The contemporary car might have a Bentley-esque cabin, but its off-road hardware is still world-leading. The biggest difference is air suspension: Faced with the stream, the new car simply picks up its skirt and dances on. The Terrain Response system that adjusts the engine, gearbox and traction settings to suit the conditions also makes life easier. If you need to make minute adjustments, then it helps to work with a detuned throttle. You no longer need Crathorne's skills to look like a hero.
The new car is an easier drive, but you do notice its bulk. The original was 176 inches long and 70 inches wide, compared with 195.9 and 80.1 inches, respectively, today. That's a dramatic change and while it's resulted in much more cabin space, it does make it harder to place on- and off-road.
We return to Eastnor HQ and park both vehicles side-by-side. The old car might look tiny in comparison, but the David Bache shape still looks great 40 years on. It had a heavy influence on the current, Geoff Upex-designed car, which is also aging well.
Back in 1992, our Vogue sold for £28,969, which is $71,800 in today's money. Our contemporary equivalent retails for $131,400 in the U.K., which is a mark of just how far the Range Rover has moved upmarket in recent times.
We leave the old stager at its Eastnor home and set off for London in the modern car. This is where the biggest difference is revealed. It's still no sport sedan, but the old-fashioned wallow is gone and this huge 4x4 can bludgeon its way across the landscape at a startling rate.
In the future, with the launch of the Evoque, the Range Rover "Range" will further distance itself from its more utilitarian Land Rover siblings. How this is managed will go a long way toward determining the brand's future, but if the Evoque and the new models that follow can maintain the spirit of the 1970 original, then they should be a huge success. Roger Crathorne wouldn't have it any other way.

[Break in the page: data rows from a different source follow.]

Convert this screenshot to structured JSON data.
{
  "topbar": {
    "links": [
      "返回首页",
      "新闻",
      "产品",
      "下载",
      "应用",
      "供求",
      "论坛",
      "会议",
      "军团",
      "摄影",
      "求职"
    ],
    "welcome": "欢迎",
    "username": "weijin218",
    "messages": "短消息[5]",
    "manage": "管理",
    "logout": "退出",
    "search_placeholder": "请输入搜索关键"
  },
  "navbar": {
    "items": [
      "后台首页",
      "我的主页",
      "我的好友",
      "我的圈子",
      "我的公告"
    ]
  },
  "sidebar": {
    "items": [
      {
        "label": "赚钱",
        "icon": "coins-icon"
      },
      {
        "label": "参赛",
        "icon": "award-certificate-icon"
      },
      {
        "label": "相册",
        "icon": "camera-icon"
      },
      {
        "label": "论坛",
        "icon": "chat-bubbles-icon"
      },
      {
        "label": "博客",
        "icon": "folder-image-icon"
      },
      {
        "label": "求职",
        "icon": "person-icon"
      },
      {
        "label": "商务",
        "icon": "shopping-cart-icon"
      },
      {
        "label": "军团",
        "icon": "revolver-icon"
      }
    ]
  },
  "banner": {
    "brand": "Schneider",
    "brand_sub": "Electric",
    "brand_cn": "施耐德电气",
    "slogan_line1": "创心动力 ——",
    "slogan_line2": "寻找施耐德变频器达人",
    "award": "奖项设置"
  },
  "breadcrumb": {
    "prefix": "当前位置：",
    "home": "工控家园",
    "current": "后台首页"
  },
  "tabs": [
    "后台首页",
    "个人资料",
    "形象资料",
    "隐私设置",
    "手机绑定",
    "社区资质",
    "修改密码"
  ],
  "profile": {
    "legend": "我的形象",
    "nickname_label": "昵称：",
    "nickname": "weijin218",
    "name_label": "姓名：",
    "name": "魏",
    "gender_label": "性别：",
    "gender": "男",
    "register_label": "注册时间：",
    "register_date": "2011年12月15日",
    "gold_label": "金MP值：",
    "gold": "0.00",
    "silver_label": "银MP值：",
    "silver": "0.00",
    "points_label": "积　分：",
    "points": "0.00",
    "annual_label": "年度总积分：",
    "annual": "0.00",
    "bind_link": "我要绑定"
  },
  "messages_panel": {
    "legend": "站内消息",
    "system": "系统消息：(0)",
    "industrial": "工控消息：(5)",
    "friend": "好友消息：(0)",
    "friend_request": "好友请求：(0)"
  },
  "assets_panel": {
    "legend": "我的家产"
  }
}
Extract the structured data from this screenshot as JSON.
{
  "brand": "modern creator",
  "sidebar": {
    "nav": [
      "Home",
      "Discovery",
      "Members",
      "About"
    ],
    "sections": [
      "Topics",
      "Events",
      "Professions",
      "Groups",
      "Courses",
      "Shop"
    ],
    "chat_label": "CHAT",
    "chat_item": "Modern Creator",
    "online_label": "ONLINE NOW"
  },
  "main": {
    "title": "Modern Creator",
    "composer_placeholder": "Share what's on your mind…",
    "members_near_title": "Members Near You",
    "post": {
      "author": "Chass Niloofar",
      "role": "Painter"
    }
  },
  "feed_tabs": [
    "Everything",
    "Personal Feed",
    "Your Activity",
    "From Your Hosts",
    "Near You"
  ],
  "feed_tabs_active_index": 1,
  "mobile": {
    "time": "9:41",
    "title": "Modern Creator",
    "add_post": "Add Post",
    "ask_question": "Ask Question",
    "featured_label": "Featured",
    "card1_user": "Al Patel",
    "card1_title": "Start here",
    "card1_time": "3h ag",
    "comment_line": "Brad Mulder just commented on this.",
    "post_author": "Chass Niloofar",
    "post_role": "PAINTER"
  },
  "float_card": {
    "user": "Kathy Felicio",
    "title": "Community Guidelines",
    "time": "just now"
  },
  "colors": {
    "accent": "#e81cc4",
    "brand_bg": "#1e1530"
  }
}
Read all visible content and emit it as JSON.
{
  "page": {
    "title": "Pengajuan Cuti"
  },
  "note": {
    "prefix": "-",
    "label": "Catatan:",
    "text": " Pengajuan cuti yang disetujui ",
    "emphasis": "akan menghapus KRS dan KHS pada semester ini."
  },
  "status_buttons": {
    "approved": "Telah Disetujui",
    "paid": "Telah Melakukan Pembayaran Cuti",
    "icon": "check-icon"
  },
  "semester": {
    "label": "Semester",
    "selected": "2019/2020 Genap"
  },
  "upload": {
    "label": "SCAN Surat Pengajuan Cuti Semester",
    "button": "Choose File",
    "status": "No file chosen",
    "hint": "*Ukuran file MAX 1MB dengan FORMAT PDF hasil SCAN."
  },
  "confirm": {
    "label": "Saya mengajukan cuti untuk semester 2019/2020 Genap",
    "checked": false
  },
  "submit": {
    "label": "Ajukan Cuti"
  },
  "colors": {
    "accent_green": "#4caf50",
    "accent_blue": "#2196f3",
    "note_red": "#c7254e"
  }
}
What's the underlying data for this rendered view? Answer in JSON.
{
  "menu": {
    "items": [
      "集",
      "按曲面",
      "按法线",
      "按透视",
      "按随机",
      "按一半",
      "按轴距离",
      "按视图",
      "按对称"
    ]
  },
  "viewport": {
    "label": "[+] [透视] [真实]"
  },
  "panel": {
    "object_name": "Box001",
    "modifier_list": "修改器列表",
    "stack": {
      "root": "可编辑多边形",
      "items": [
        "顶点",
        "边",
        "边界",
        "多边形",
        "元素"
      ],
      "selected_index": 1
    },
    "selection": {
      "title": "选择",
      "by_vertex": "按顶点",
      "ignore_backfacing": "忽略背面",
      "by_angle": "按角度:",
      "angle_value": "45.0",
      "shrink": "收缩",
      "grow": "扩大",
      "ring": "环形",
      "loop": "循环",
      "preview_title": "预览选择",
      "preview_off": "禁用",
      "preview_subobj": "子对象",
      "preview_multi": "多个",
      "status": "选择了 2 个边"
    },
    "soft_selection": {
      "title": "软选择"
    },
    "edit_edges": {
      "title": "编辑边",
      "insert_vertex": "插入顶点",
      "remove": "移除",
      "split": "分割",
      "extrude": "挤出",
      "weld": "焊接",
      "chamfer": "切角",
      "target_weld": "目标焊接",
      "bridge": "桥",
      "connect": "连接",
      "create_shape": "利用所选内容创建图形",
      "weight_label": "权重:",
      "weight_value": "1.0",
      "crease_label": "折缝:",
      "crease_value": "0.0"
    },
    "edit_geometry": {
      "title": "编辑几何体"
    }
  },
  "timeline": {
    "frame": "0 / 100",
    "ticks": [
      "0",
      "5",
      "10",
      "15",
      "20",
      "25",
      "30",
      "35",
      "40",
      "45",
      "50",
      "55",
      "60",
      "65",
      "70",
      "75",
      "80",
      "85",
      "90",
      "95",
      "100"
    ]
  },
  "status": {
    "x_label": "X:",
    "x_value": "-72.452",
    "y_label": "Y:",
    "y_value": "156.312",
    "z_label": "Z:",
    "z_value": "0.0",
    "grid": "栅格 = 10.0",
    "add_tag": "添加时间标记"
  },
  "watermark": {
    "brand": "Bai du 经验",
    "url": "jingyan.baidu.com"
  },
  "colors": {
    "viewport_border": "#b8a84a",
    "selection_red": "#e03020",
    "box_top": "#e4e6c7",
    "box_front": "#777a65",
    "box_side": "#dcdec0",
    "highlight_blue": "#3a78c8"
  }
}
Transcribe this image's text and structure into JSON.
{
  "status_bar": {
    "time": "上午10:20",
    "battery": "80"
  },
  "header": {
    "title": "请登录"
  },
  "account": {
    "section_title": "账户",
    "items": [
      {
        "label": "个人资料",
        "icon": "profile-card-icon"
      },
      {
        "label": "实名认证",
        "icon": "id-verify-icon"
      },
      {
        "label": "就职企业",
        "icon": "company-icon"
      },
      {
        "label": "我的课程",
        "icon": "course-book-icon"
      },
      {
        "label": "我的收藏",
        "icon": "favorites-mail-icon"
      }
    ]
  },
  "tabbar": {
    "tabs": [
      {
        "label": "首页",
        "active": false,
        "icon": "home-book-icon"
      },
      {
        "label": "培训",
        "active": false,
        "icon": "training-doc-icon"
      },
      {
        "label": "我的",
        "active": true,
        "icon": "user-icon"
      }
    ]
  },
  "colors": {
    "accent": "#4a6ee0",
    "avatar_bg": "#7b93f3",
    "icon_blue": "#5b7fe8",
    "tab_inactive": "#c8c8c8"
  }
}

The manufacturer provided Edmunds with this vehicle for the purposes of evaluation.